In the recent case of Falcone v. Liberty Mutual Ins. Co., 2017 OK 11, 391 P.3d 105, the Court addressed a bad faith cause of action against an insurance company in the uninsured motorist context. In that case, the insurer withheld payment of UM benefits, claiming that the medical bills the insured received from a health care provider were excessive in amount. The plaintiff had been taken by ambulance to an emergency room, and then transferred to a trauma center, incurring billed fees in the amount of $47,203.00, which later increased to $67,098.23. The insurer conducted its own review of the billing, and concluded it was excessive, and suggested that the treatment the plaintiff received was far in excess of what was necessary. The plaintiff eventually sued the insurer in order to get his medical bills paid, and requested additional damages for the alleged “bad faith” conduct on the part of the insurer. The trial court granted summary judgment, finding it was reasonable as a matter of law for the insurer to question the reasonableness of the medical charges.
The Supreme Court reversed, and remanded, finding that defendant offered less than the maximum amount of its evaluations, took the position that certain treatment was unwarranted, and forced plaintiff to file a lawsuit — after which the insurer sent a check for full policy limits. The Court noted that the amount of her medical bill was beyond her control, as was the decision of the ER doctor to send her to the particular trauma center at issue.
Notably, two justices on the Court would have remanded for a trial on damages only; they found the insurer committed bad faith as a matter of law. The concurring justices found that the UM language of the insurance policy did not allow the insurer to “question the reasonableness or necessity of the medical services or expenses. Nor is there any statutory authority to allow an insurance company to withhold payment.” The Court held that the “very act of using the utilization reviewers as a pretext to deny payment of the emergency room bill in this case is bad faith” and that the insurer “had no justifiable reason for withholding payment under the policy.”

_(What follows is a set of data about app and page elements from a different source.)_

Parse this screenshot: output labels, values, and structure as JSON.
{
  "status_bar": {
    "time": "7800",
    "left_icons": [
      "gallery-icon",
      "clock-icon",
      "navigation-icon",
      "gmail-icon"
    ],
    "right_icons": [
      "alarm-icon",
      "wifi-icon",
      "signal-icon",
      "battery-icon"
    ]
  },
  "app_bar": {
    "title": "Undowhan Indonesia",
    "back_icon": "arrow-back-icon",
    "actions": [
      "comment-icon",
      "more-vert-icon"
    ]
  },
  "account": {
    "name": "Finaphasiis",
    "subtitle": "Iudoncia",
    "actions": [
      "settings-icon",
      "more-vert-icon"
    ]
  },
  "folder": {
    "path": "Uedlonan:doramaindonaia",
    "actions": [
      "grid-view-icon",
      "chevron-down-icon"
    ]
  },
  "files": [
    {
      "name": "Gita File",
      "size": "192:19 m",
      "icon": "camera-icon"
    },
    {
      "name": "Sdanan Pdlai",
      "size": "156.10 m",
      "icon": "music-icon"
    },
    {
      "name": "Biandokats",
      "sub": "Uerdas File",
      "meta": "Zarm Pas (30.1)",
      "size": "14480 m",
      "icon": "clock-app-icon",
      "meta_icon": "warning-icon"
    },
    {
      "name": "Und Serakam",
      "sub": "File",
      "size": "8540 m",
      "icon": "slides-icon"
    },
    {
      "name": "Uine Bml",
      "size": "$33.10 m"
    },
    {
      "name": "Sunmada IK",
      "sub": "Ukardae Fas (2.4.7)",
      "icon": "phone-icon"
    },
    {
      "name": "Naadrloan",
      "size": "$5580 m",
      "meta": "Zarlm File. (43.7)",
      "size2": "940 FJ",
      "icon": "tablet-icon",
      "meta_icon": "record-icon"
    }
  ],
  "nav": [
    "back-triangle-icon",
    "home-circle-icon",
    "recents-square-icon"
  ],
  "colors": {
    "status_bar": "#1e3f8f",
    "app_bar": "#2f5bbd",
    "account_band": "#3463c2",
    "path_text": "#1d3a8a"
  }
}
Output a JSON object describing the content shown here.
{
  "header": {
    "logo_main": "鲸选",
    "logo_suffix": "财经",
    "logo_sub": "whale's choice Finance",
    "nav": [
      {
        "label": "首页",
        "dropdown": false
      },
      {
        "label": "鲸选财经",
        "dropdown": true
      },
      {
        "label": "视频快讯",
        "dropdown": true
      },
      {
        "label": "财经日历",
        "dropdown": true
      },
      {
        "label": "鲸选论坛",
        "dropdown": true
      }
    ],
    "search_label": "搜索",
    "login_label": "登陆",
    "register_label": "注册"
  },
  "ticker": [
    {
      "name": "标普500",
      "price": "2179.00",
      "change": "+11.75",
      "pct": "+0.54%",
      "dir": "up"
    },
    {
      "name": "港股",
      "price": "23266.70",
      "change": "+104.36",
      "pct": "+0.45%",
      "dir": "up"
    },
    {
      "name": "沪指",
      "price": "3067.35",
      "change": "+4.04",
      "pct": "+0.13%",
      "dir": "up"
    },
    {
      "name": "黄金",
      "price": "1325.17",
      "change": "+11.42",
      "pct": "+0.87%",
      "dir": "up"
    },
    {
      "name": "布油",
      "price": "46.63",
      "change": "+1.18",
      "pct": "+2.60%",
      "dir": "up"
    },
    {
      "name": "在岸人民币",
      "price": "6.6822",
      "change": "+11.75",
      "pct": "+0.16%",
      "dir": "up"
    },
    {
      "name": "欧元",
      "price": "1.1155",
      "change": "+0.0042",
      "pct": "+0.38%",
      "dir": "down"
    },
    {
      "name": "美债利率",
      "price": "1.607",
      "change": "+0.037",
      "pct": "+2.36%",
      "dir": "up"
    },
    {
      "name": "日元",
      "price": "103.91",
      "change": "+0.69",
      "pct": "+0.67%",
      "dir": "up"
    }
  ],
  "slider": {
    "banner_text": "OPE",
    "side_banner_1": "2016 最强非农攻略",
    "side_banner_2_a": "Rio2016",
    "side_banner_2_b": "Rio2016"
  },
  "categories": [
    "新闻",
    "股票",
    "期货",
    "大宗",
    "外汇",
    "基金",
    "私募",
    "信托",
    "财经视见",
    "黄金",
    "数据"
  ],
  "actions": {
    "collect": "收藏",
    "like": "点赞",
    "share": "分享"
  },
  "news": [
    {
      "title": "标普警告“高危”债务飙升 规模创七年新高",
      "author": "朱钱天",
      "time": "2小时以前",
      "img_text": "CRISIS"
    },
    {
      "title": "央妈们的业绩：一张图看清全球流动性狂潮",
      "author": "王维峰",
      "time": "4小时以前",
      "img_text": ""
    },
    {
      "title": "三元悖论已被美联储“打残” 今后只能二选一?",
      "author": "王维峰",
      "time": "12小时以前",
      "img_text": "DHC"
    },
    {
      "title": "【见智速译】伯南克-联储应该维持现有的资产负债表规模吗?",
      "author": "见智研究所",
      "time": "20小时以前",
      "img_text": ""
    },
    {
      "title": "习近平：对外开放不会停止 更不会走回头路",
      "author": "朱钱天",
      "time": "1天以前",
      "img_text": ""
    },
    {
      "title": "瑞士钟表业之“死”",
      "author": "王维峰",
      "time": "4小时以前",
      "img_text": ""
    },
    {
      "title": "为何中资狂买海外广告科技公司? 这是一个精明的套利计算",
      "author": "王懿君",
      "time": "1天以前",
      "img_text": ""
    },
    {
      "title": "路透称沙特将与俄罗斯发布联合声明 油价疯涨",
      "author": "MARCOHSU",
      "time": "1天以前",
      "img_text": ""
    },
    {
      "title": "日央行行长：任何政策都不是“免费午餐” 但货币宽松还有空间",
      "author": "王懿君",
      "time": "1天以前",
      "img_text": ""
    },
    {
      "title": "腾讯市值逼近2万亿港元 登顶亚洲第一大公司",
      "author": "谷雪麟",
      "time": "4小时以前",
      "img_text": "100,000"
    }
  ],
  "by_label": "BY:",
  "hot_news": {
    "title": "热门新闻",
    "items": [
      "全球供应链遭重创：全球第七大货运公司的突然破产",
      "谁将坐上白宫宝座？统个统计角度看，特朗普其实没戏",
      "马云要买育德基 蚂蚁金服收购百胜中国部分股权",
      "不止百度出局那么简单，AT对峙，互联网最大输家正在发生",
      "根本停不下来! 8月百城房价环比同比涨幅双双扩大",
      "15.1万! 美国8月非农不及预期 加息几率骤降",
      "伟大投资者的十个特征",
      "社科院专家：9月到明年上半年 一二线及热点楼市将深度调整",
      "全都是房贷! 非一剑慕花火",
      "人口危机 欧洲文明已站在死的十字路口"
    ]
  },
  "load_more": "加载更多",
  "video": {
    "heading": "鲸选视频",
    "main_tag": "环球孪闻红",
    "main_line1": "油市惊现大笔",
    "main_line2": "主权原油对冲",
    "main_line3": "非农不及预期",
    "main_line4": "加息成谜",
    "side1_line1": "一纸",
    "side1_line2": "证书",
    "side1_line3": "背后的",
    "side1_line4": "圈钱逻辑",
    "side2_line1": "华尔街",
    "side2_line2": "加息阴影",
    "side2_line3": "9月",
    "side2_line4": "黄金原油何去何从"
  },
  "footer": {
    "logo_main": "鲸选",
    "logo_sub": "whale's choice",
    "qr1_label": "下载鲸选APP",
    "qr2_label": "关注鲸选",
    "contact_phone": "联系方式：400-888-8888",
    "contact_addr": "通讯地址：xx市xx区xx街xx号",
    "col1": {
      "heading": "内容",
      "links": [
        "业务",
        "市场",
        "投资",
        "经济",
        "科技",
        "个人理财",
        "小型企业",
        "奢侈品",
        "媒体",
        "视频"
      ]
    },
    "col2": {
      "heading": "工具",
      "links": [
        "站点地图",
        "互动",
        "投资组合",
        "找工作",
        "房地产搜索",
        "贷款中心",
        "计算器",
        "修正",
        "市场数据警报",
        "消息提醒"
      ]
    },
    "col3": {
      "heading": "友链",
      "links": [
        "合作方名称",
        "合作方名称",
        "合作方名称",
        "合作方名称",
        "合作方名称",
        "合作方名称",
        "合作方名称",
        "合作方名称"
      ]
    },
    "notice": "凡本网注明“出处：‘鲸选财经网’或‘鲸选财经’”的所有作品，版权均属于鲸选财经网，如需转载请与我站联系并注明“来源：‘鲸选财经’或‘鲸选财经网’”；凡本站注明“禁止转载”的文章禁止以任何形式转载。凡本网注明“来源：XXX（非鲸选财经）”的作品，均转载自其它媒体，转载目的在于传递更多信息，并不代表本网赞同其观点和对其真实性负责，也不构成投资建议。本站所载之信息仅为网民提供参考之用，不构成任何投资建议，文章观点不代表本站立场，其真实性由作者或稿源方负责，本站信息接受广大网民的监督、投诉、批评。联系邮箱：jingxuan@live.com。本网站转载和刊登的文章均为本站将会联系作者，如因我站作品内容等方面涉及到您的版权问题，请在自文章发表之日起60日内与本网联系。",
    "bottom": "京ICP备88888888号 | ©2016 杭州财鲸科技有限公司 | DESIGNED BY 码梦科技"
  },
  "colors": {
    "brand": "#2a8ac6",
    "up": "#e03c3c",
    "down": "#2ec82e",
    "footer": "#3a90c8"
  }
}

The decision re-emphasizes the importance of reviewing the precise policy language at issue before reducing a first-party claim for benefits, and recognizes the risks associated with using third-party bill reviewing services in that regard. It also underscores the fact that an insurer cannot, absent unusual circumstances, offer to resolve a claim at an amount that is less than its own internal estimates of the claim (i.e., a concept often referred to as “low-balling”).Share This